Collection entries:
##########
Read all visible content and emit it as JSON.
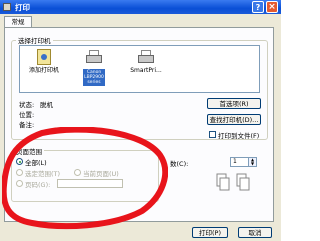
{
  "window": {
    "title": "打印"
  },
  "tabs": [
    {
      "label": "常规"
    }
  ],
  "select_printer": {
    "group_label": "选择打印机",
    "printers": [
      {
        "label": "添加打印机"
      },
      {
        "label": "Canon LBP2900 series"
      },
      {
        "label": "SmartPri..."
      }
    ]
  },
  "status": {
    "status_label": "状态:",
    "status_value": "脱机",
    "location_label": "位置:",
    "comment_label": "备注:"
  },
  "buttons": {
    "preferences": "首选项(R)",
    "find_printer": "查找打印机(D)...",
    "print_to_file": "打印到文件(F)",
    "print": "打印(P)",
    "cancel": "取消"
  },
  "page_range": {
    "group_label": "页面范围",
    "all": "全部(L)",
    "selection": "选定范围(T)",
    "current_page": "当前页面(U)",
    "pages": "页码(G):"
  },
  "copies": {
    "label": "数(C):",
    "value": "1"
  },
  "colors": {
    "annotation": "#e8141b",
    "title_bar": "#0a4fd6"
  }
}
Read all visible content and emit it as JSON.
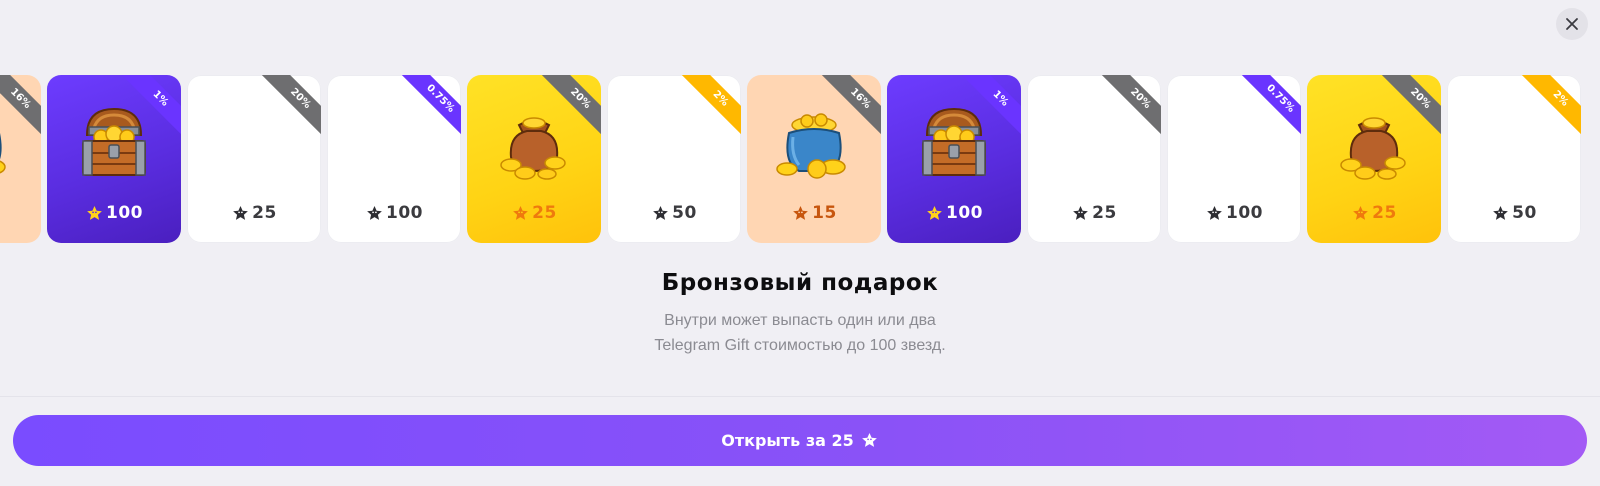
{
  "close_icon": "close-icon",
  "colors": {
    "purple": "#6d3cff",
    "yellow": "#ffd314",
    "peach": "#ffd6b3",
    "white": "#ffffff",
    "button_start": "#7a4cff",
    "button_end": "#a35af5"
  },
  "cards": [
    {
      "theme": "peach",
      "art": "coin-pot-icon",
      "price": "",
      "chance": "16%",
      "ribbon": "gray"
    },
    {
      "theme": "purple",
      "art": "treasure-chest-icon",
      "price": "100",
      "chance": "1%",
      "ribbon": "purple"
    },
    {
      "theme": "white",
      "art": "",
      "price": "25",
      "chance": "20%",
      "ribbon": "gray"
    },
    {
      "theme": "white",
      "art": "",
      "price": "100",
      "chance": "0.75%",
      "ribbon": "purple"
    },
    {
      "theme": "yellow",
      "art": "gold-sack-icon",
      "price": "25",
      "chance": "20%",
      "ribbon": "gray"
    },
    {
      "theme": "white",
      "art": "",
      "price": "50",
      "chance": "2%",
      "ribbon": "gold"
    },
    {
      "theme": "peach",
      "art": "coin-pot-icon",
      "price": "15",
      "chance": "16%",
      "ribbon": "gray"
    },
    {
      "theme": "purple",
      "art": "treasure-chest-icon",
      "price": "100",
      "chance": "1%",
      "ribbon": "purple"
    },
    {
      "theme": "white",
      "art": "",
      "price": "25",
      "chance": "20%",
      "ribbon": "gray"
    },
    {
      "theme": "white",
      "art": "",
      "price": "100",
      "chance": "0.75%",
      "ribbon": "purple"
    },
    {
      "theme": "yellow",
      "art": "gold-sack-icon",
      "price": "25",
      "chance": "20%",
      "ribbon": "gray"
    },
    {
      "theme": "white",
      "art": "",
      "price": "50",
      "chance": "2%",
      "ribbon": "gold"
    }
  ],
  "gift": {
    "title": "Бронзовый подарок",
    "description_line1": "Внутри может выпасть один или два",
    "description_line2": "Telegram Gift стоимостью до 100 звезд."
  },
  "open_button": {
    "label": "Открыть за 25",
    "icon": "star-icon"
  }
}
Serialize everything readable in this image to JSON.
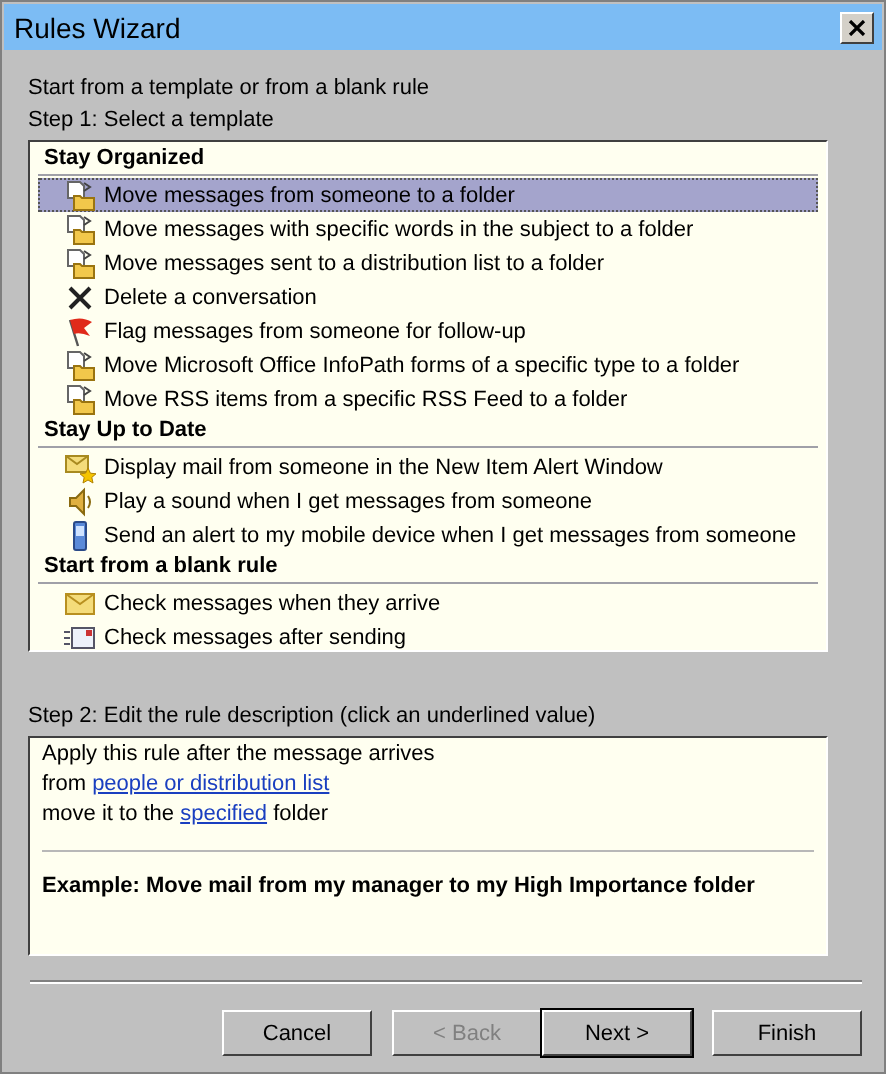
{
  "window": {
    "title": "Rules Wizard"
  },
  "intro": "Start from a template or from a blank rule",
  "step1_label": "Step 1: Select a template",
  "template_groups": [
    {
      "heading": "Stay Organized",
      "items": [
        {
          "label": "Move messages from someone to a folder",
          "kind": "move",
          "selected": true
        },
        {
          "label": "Move messages with specific words in the subject to a folder",
          "kind": "move",
          "selected": false
        },
        {
          "label": "Move messages sent to a distribution list to a folder",
          "kind": "move",
          "selected": false
        },
        {
          "label": "Delete a conversation",
          "kind": "delete",
          "selected": false
        },
        {
          "label": "Flag messages from someone for follow-up",
          "kind": "flag",
          "selected": false
        },
        {
          "label": "Move Microsoft Office InfoPath forms of a specific type to a folder",
          "kind": "move",
          "selected": false
        },
        {
          "label": "Move RSS items from a specific RSS Feed to a folder",
          "kind": "move",
          "selected": false
        }
      ]
    },
    {
      "heading": "Stay Up to Date",
      "items": [
        {
          "label": "Display mail from someone in the New Item Alert Window",
          "kind": "alert",
          "selected": false
        },
        {
          "label": "Play a sound when I get messages from someone",
          "kind": "sound",
          "selected": false
        },
        {
          "label": "Send an alert to my mobile device when I get messages from someone",
          "kind": "mobile",
          "selected": false
        }
      ]
    },
    {
      "heading": "Start from a blank rule",
      "items": [
        {
          "label": "Check messages when they arrive",
          "kind": "envelope",
          "selected": false
        },
        {
          "label": "Check messages after sending",
          "kind": "sent",
          "selected": false
        }
      ]
    }
  ],
  "step2_label": "Step 2: Edit the rule description (click an underlined value)",
  "description": {
    "lines": [
      {
        "parts": [
          {
            "text": "Apply this rule after the message arrives",
            "link": false
          }
        ]
      },
      {
        "parts": [
          {
            "text": "from ",
            "link": false
          },
          {
            "text": "people or distribution list",
            "link": true
          }
        ]
      },
      {
        "parts": [
          {
            "text": "move it to the ",
            "link": false
          },
          {
            "text": "specified",
            "link": true
          },
          {
            "text": " folder",
            "link": false
          }
        ]
      }
    ],
    "example": "Example: Move mail from my manager to my High Importance folder"
  },
  "buttons": [
    {
      "label": "Cancel",
      "disabled": false,
      "default": false
    },
    {
      "label": "< Back",
      "disabled": true,
      "default": false
    },
    {
      "label": "Next >",
      "disabled": false,
      "default": true
    },
    {
      "label": "Finish",
      "disabled": false,
      "default": false
    }
  ]
}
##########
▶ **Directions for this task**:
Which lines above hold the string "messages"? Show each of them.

▶ **Response**:
          "label": "Move messages from someone to a folder",
          "label": "Move messages with specific words in the subject to a folder",
          "label": "Move messages sent to a distribution list to a folder",
          "label": "Flag messages from someone for follow-up",
          "label": "Play a sound when I get messages from someone",
          "label": "Send an alert to my mobile device when I get messages from someone",
          "label": "Check messages when they arrive",
          "label": "Check messages after sending",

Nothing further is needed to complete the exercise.